This may surprise you, but songwriting doesn’t come effortlessly to this talented star. Mars admits that writing a hit song is one of the hardest things he’s ever done. He strives for his music to be better than just “good”-he states that a great song should be an “event”, and lists Bohemian Rhapsody, Billie Jean, and Smells Like Teen Spirit as some of his favorites. Mars describes his own lyrics as shocking poetry-he understands the shock value of lyrics, but also hopes his audience can see the beauty in the poetry. Mars shares one secret behind his songwriting:

To me the best songs are like a joke. Like, you have to set it up in a way that no one’s ever heard it before. And then the hook is the punch line.

Ed Sheeran

Ed Sheeran has stunned the world with songs that stir up a wide range of emotions. Sheeran had a passion for music at a young age, and began playing the acoustic guitar which led to an interest in songwriting. Influenced by musical greats such as The Beatles and Bob Dylan, Sheeran began pursuing his musical career when he was just a teenager. He quickly wrote and released two albums, started opening shows for established musical acts, and by 2009 was playing more than 300 live shows in one year. Sheeran got his big break after meeting Jamie Foxx in the United States and appearing on his Sirius radio show-shortly after this, he signed with Atlantic Records. You might wonder how in the world someone could come so far, so fast-how did he write so many stunning songs so quickly? Surely he must have some sort of mystifying songwriting secret? Well, it his songwriting tactics seem to vary from song to song.

Sheeran’s haunting tune “I See Fire“, from the second film in Peter Jackson’s Hobbit trilogy, was mostly written and recorded in just one day. Sheeran described this song as an emotional response to the film-writing from the perspective of a dwarf was a motivational tactic that he used to create such moving lyrics. Picking up a new instrument also helped Sheeran create this song-he learned to play the violin, despite never having played one before.

The touching song, “Photograph” had slightly less structured origins. Sheeran collaborated on this song with Snow Patrol guitarist Johnny McDaid while they were on tour in 2012. The song was written in a Kansas hotel room-Sheeran recalls building an X-Wing Fighter for a charity auction and listening to a loop of a piano piece over and over. He eventually came up with one line and started singing, claiming the song developed from that point. Sheeran and McDaid worked for about four hours on the piece, creating bits on the laptop-when Sheeran finished building his LEGO, he picked up the guitar and they polished it up.

The difference in the creative development of Ed Sheeran’s music shows that inspiration can strike at any time. Sheeran’s motivation often comes from real life experiences, and he states that he usually writes within hours of experiencing an emotional event. The most important songwriting tip he follows is being true to himself:
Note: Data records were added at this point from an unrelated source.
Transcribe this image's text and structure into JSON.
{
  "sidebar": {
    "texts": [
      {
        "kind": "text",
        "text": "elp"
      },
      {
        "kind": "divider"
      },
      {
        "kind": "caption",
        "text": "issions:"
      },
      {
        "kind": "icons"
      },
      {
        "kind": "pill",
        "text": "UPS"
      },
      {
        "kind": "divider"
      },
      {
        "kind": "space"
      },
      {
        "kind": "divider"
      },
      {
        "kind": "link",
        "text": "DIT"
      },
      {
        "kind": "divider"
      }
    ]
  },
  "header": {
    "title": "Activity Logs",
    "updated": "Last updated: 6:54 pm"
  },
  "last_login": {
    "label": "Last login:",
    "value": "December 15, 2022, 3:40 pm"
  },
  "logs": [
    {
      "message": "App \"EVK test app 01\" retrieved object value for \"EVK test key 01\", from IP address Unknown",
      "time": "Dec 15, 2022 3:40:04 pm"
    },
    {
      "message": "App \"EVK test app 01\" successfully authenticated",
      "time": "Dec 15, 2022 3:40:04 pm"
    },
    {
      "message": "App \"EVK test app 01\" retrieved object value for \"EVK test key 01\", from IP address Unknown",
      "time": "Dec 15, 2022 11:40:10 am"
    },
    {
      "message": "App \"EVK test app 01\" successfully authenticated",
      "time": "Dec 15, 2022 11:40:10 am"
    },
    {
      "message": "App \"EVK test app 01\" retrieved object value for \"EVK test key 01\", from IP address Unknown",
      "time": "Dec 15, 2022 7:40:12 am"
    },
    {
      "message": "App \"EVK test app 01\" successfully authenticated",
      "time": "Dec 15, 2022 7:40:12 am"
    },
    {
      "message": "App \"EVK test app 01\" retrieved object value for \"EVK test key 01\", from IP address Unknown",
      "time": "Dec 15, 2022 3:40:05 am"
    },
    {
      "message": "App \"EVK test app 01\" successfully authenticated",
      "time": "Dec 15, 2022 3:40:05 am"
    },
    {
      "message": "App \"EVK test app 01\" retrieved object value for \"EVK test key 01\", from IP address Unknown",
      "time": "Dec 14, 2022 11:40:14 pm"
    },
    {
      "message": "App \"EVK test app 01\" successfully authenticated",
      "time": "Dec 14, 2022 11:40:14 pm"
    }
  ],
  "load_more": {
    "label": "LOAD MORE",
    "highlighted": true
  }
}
I write for myself and my music is raw and straight from the heart. All my music is deeply personal and I think it’s good when you can just be yourself and not worry about what other people think.”

Please feel free to contact Indie International to learn more about the motivation behind some of the world’s most famous songwriters’ lyrics.